Vinification happens in the multi-level cellar located under his house in Trarbach, a town (along with its sister-city Traben across the river) that was an invaluable wine shipping hub during the last half of the nineteenth century and into the early 1900s. Daniel uses stainless steel tanks and prefers spontaneous fermentation for all wines except for those affected by Botrytis.
In more recent vintages Daniel has expanded into making dry and dry-tasting wines, which are also outstanding and full of verve. We have chosen to focus on his elegantly textured yet powerful Prädikat wines for this offer because the 2015 vintage is electric and the wines are poised to age profoundly. We are also lucky to have a few bottles still available from past vintages, so we have listed them as well! Cari Bernard
A vision to behold, golden-hued with a luscious viscosity in the glass. Aromas of honey, wet stone, seashells, and nectarine skin greet you well before your nose meets the glass. The vintage really shows itself as the acidity shimmers through the notes of baked peaches, marmalade, saffron, and key lime juice. Totally transcendent now, this wine will continue to age gracefully! Cari Bernard
I must say I've been a tad obsessed with 2015 Kabinett and Spätlese wines from the Mosel. This is not to knock Auslese and above, but the vintage made for such intense levels of ripeness and acidity, that many Auslesen need ample time to right themselves, or even 5-10 years to really begin showing their layered complexity. I'm not a patient person by any means, so the possibility of the instant gratification of Kabinett and (at times) Spätlese wines is always tempting! The Goldgrube Kabinett from Vollenweider is a great example of this magical vintage in a bottle. The nose is quite floral with a whisper of tropical fruit; this expands on the palate into exotic mangoes, tart yellow-skinned apple, ripe peaches, with sky-high tension between the acid and residual sugar. Cari Bernard
More herbal and savory in contrast to the floral nose of the Goldgrube Kabinett, the palate boasts a ripeness level alongside a level of acidity that Daniel says is like nothing he's had before. I found the Goldgrube to have a nice balance in contrast to the Steffensberg Spätlese; again the acidity is high, but the wine is rich and textured without being weighty, flavors of dried apricots, citron, orange blossom and green herbs make for a complex, cellar-worthy Spätlese! Cari Bernard

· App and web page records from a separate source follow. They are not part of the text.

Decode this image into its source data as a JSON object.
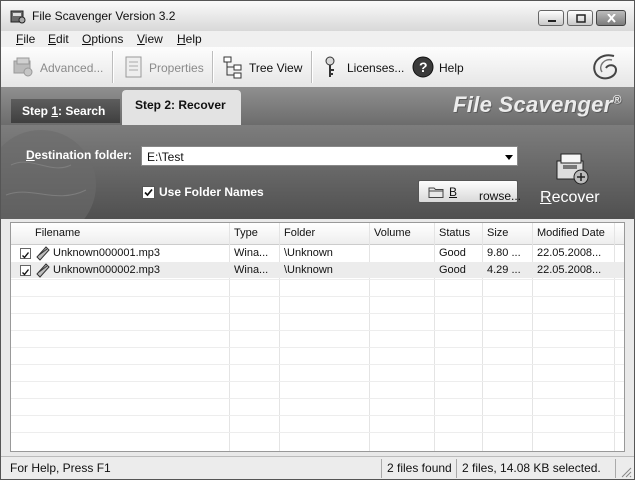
{
  "window": {
    "title": "File Scavenger Version 3.2"
  },
  "menu": [
    {
      "mnemonic": "F",
      "rest": "ile"
    },
    {
      "mnemonic": "E",
      "rest": "dit"
    },
    {
      "mnemonic": "O",
      "rest": "ptions"
    },
    {
      "mnemonic": "V",
      "rest": "iew"
    },
    {
      "mnemonic": "H",
      "rest": "elp"
    }
  ],
  "toolbar": {
    "advanced": "Advanced...",
    "properties": "Properties",
    "tree_view": "Tree View",
    "licenses": "Licenses...",
    "help": "Help"
  },
  "tabs": {
    "step1_pre": "Step ",
    "step1_mnemonic": "1",
    "step1_post": ": Search",
    "step2": "Step 2: Recover"
  },
  "brand": {
    "name": "File Scavenger",
    "mark": "®"
  },
  "recover_panel": {
    "dest_label_mnemonic": "D",
    "dest_label_rest": "estination folder:",
    "dest_value": "E:\\Test",
    "use_folder_names_label": "Use Folder Names",
    "use_folder_names_checked": true,
    "browse_mnemonic": "B",
    "browse_rest": "rowse...",
    "recover_mnemonic": "R",
    "recover_rest": "ecover"
  },
  "table": {
    "columns": [
      "Filename",
      "Type",
      "Folder",
      "Volume",
      "Status",
      "Size",
      "Modified Date"
    ],
    "rows": [
      {
        "checked": true,
        "filename": "Unknown000001.mp3",
        "type": "Wina...",
        "folder": "\\Unknown",
        "volume": "",
        "status": "Good",
        "size": "9.80 ...",
        "modified": "22.05.2008..."
      },
      {
        "checked": true,
        "filename": "Unknown000002.mp3",
        "type": "Wina...",
        "folder": "\\Unknown",
        "volume": "",
        "status": "Good",
        "size": "4.29 ...",
        "modified": "22.05.2008..."
      }
    ]
  },
  "statusbar": {
    "help": "For Help, Press F1",
    "found": "2 files found",
    "selected": "2 files, 14.08 KB selected."
  }
}
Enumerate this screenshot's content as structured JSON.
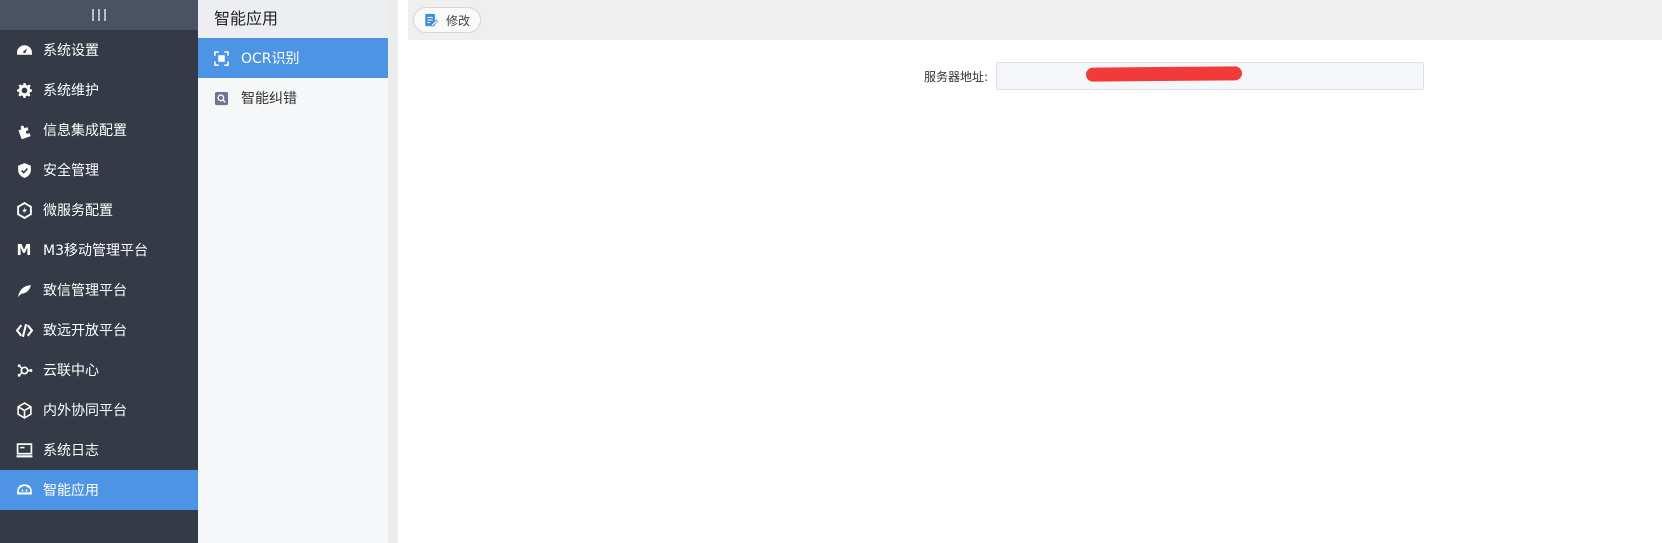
{
  "sidebar": {
    "toggle_icon": "hamburger-vertical-bars-icon",
    "items": [
      {
        "label": "系统设置",
        "icon": "dashboard-gauge-icon"
      },
      {
        "label": "系统维护",
        "icon": "gear-icon"
      },
      {
        "label": "信息集成配置",
        "icon": "puzzle-icon"
      },
      {
        "label": "安全管理",
        "icon": "shield-icon"
      },
      {
        "label": "微服务配置",
        "icon": "hexagon-icon"
      },
      {
        "label": "M3移动管理平台",
        "icon": "m-logo-icon"
      },
      {
        "label": "致信管理平台",
        "icon": "leaf-icon"
      },
      {
        "label": "致远开放平台",
        "icon": "code-slash-icon"
      },
      {
        "label": "云联中心",
        "icon": "cloud-connect-icon"
      },
      {
        "label": "内外协同平台",
        "icon": "cube-network-icon"
      },
      {
        "label": "系统日志",
        "icon": "monitor-icon"
      },
      {
        "label": "智能应用",
        "icon": "robot-icon"
      }
    ],
    "active_index": 11
  },
  "subpanel": {
    "title": "智能应用",
    "items": [
      {
        "label": "OCR识别",
        "icon": "scan-icon"
      },
      {
        "label": "智能纠错",
        "icon": "magnifier-icon"
      }
    ],
    "active_index": 0
  },
  "toolbar": {
    "edit_label": "修改",
    "edit_icon": "edit-document-icon"
  },
  "form": {
    "server_label": "服务器地址:",
    "server_value": ""
  },
  "colors": {
    "sidebar_bg": "#343a46",
    "accent": "#4d94e4",
    "redaction": "#f23a3a"
  }
}
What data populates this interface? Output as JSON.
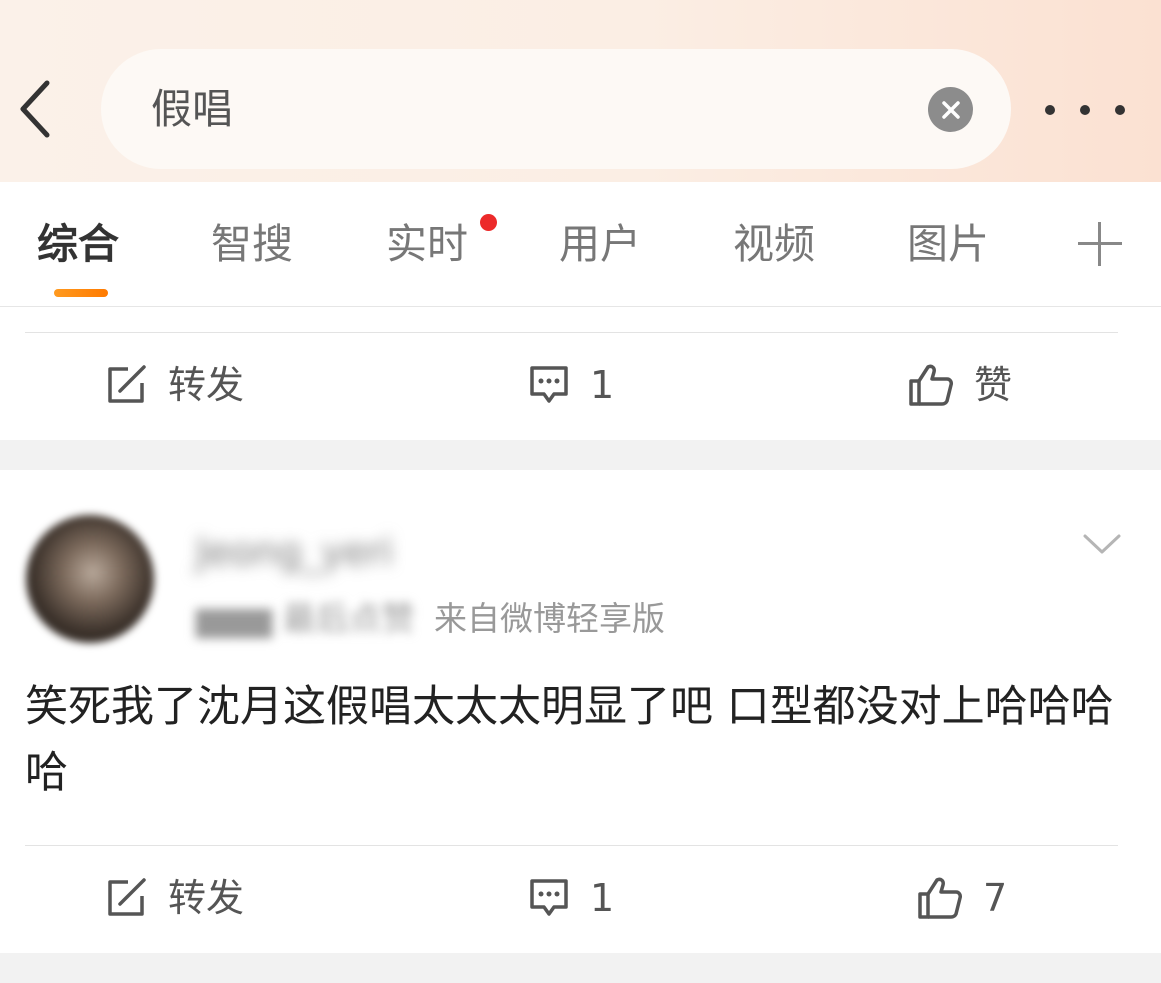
{
  "header": {
    "search_value": "假唱",
    "back_icon": "chevron-left-icon",
    "clear_icon": "close-icon",
    "more_icon": "more-horizontal-icon"
  },
  "tabs": [
    {
      "label": "综合",
      "active": true
    },
    {
      "label": "智搜",
      "active": false
    },
    {
      "label": "实时",
      "active": false,
      "badge": "red-dot"
    },
    {
      "label": "用户",
      "active": false
    },
    {
      "label": "视频",
      "active": false
    },
    {
      "label": "图片",
      "active": false
    }
  ],
  "tabs_add_icon": "plus-icon",
  "colors": {
    "accent": "#ff8200",
    "badge": "#ec2a2a"
  },
  "post_prev": {
    "repost_label": "转发",
    "comment_count": "1",
    "like_label": "赞"
  },
  "post": {
    "source": "来自微博轻享版",
    "text": "笑死我了沈月这假唱太太太明显了吧 口型都没对上哈哈哈哈",
    "repost_label": "转发",
    "comment_count": "1",
    "like_count": "7"
  }
}
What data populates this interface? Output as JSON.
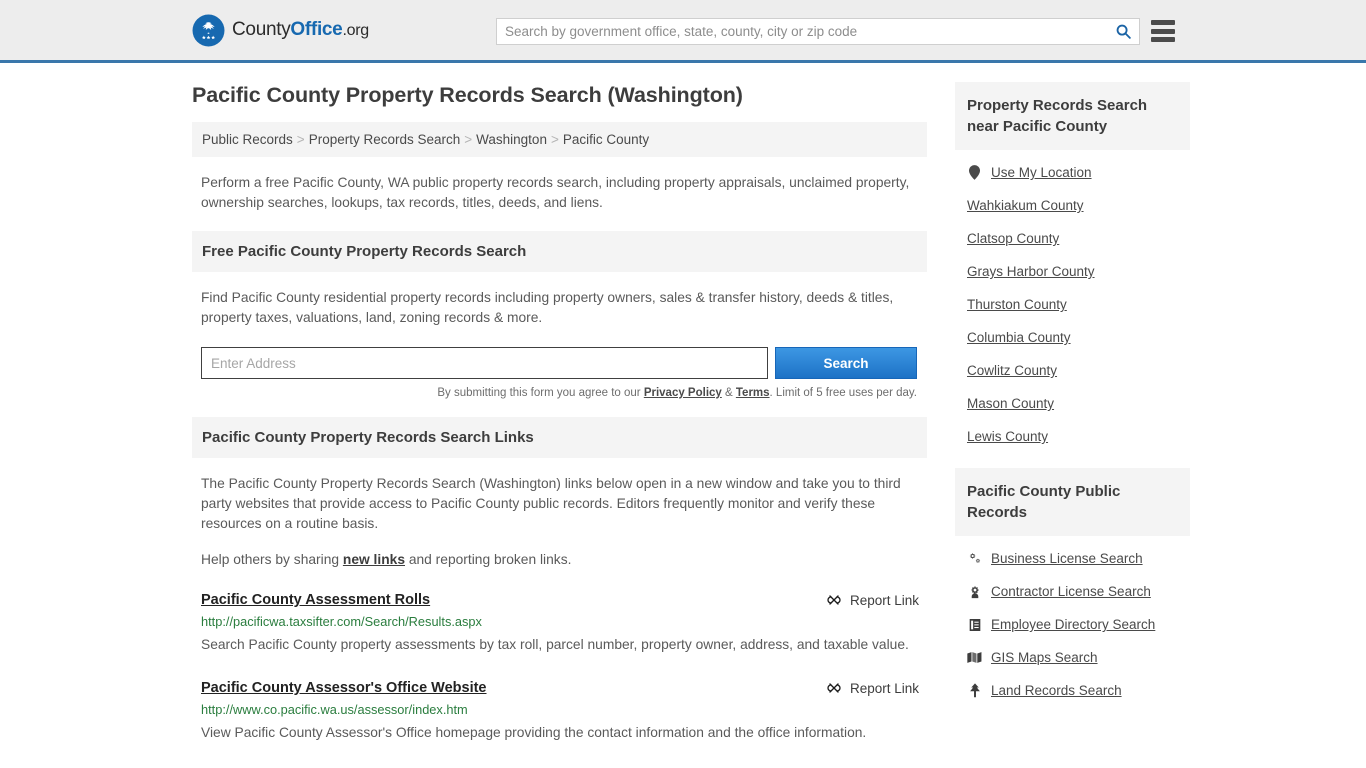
{
  "header": {
    "logo": {
      "part1": "County",
      "part2": "Office",
      "part3": ".org",
      "emblem_icon": "eagle-seal-icon"
    },
    "search": {
      "placeholder": "Search by government office, state, county, city or zip code",
      "value": "",
      "icon": "search-icon"
    },
    "menu_icon": "hamburger-menu-icon",
    "accent_color": "#3a77ab"
  },
  "main": {
    "title": "Pacific County Property Records Search (Washington)",
    "breadcrumb": [
      "Public Records",
      "Property Records Search",
      "Washington",
      "Pacific County"
    ],
    "breadcrumb_separator": ">",
    "intro": "Perform a free Pacific County, WA public property records search, including property appraisals, unclaimed property, ownership searches, lookups, tax records, titles, deeds, and liens.",
    "free_search": {
      "heading": "Free Pacific County Property Records Search",
      "description": "Find Pacific County residential property records including property owners, sales & transfer history, deeds & titles, property taxes, valuations, land, zoning records & more.",
      "address_placeholder": "Enter Address",
      "address_value": "",
      "search_button": "Search",
      "disclaimer_prefix": "By submitting this form you agree to our ",
      "privacy_policy": "Privacy Policy",
      "disclaimer_amp": " & ",
      "terms": "Terms",
      "disclaimer_suffix": ". Limit of 5 free uses per day.",
      "button_color": "#2179cd"
    },
    "links_section": {
      "heading": "Pacific County Property Records Search Links",
      "paragraph": "The Pacific County Property Records Search (Washington) links below open in a new window and take you to third party websites that provide access to Pacific County public records. Editors frequently monitor and verify these resources on a routine basis.",
      "share_prefix": "Help others by sharing ",
      "share_link": "new links",
      "share_suffix": " and reporting broken links.",
      "report_label": "Report Link",
      "report_icon": "broken-link-icon"
    },
    "resources": [
      {
        "title": "Pacific County Assessment Rolls",
        "url": "http://pacificwa.taxsifter.com/Search/Results.aspx",
        "description": "Search Pacific County property assessments by tax roll, parcel number, property owner, address, and taxable value."
      },
      {
        "title": "Pacific County Assessor's Office Website",
        "url": "http://www.co.pacific.wa.us/assessor/index.htm",
        "description": "View Pacific County Assessor's Office homepage providing the contact information and the office information."
      }
    ]
  },
  "sidebar": {
    "nearby": {
      "heading": "Property Records Search near Pacific County",
      "items": [
        {
          "label": "Use My Location",
          "icon": "map-pin-icon"
        },
        {
          "label": "Wahkiakum County",
          "icon": ""
        },
        {
          "label": "Clatsop County",
          "icon": ""
        },
        {
          "label": "Grays Harbor County",
          "icon": ""
        },
        {
          "label": "Thurston County",
          "icon": ""
        },
        {
          "label": "Columbia County",
          "icon": ""
        },
        {
          "label": "Cowlitz County",
          "icon": ""
        },
        {
          "label": "Mason County",
          "icon": ""
        },
        {
          "label": "Lewis County",
          "icon": ""
        }
      ]
    },
    "public_records": {
      "heading": "Pacific County Public Records",
      "items": [
        {
          "label": "Business License Search",
          "icon": "cogs-icon"
        },
        {
          "label": "Contractor License Search",
          "icon": "cog-icon"
        },
        {
          "label": "Employee Directory Search",
          "icon": "book-icon"
        },
        {
          "label": "GIS Maps Search",
          "icon": "map-icon"
        },
        {
          "label": "Land Records Search",
          "icon": "tree-icon"
        }
      ]
    }
  }
}
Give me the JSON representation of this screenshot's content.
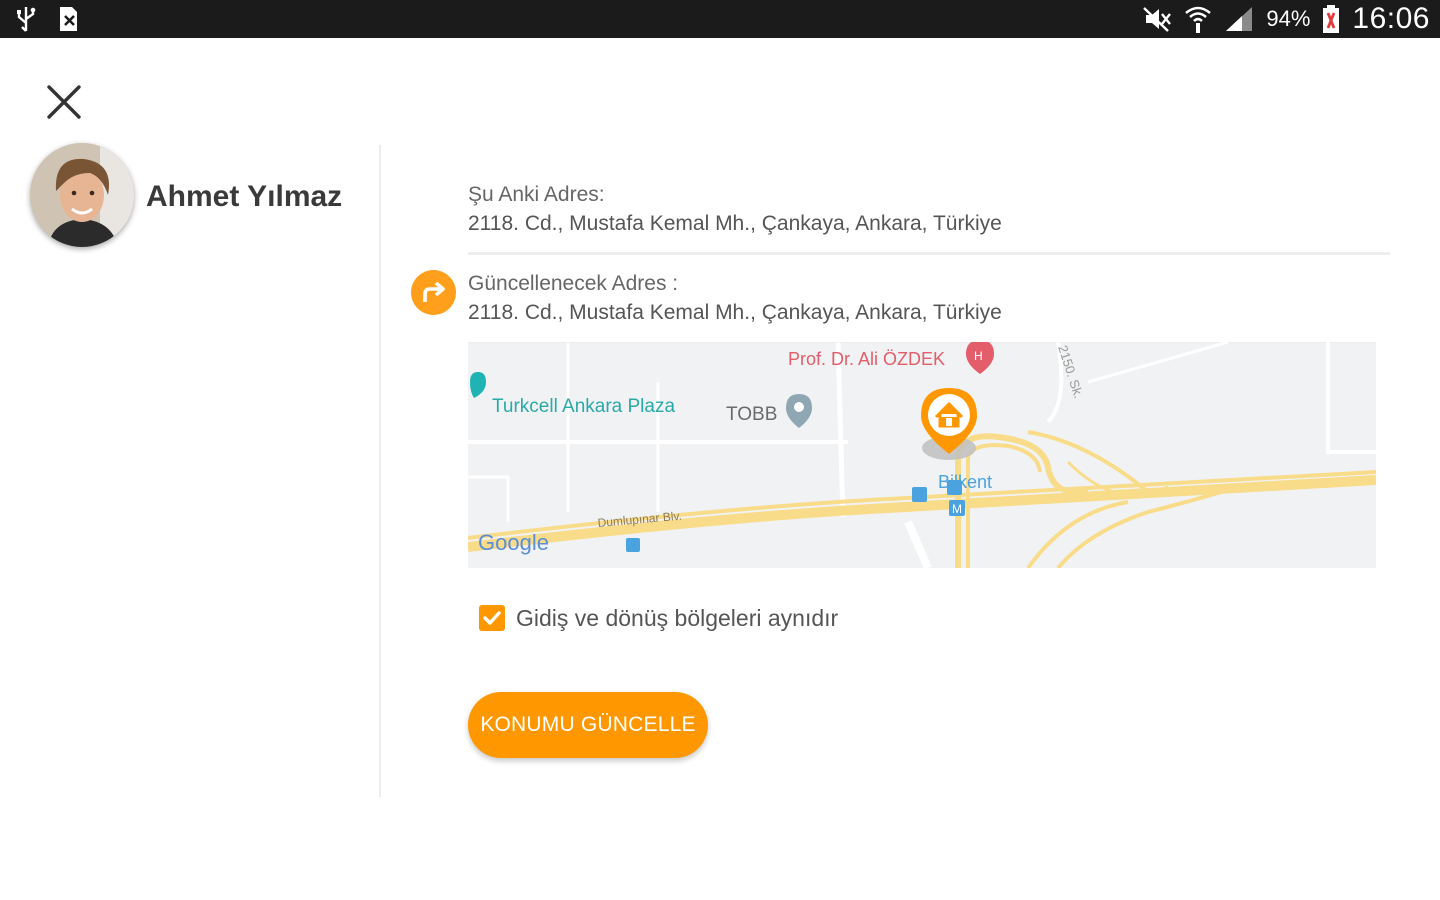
{
  "status_bar": {
    "battery": "94%",
    "time": "16:06"
  },
  "user": {
    "name": "Ahmet Yılmaz"
  },
  "current_address": {
    "label": "Şu Anki Adres:",
    "value": "2118. Cd., Mustafa Kemal Mh., Çankaya, Ankara, Türkiye"
  },
  "new_address": {
    "label": "Güncellenecek Adres :",
    "value": "2118. Cd., Mustafa Kemal Mh., Çankaya, Ankara, Türkiye"
  },
  "map": {
    "labels": {
      "turkcell": "Turkcell Ankara Plaza",
      "tobb": "TOBB",
      "prof": "Prof. Dr. Ali ÖZDEK",
      "bilkent": "Bilkent",
      "street_2150": "2150. Sk.",
      "dumlupinar": "Dumlupınar Blv.",
      "google": "Google"
    },
    "colors": {
      "road": "#f9dc8a",
      "pin": "#ff9800",
      "transit": "#4aa3df",
      "poi_red": "#e35d6a"
    }
  },
  "same_regions": {
    "label": "Gidiş ve dönüş bölgeleri aynıdır",
    "checked": true
  },
  "update_button": {
    "label": "KONUMU GÜNCELLE"
  },
  "colors": {
    "accent": "#ff9800",
    "status_bar": "#1b1b1b"
  }
}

Let's be honest here: this is basically a Beerenauslese, with 140 g/L of residual sugar and 12.5 grams of acidity! 100% botrytis-affected grapes, this wine can (and should) age for quite some time. The nose hints at peach candy, cinnamon, and button mushroom, on the palate the wine shows both intensity and density, rich with honeyed peaches, orange oil, and apricot preserves. A fantastic bottle for those who wait! Cari Bernard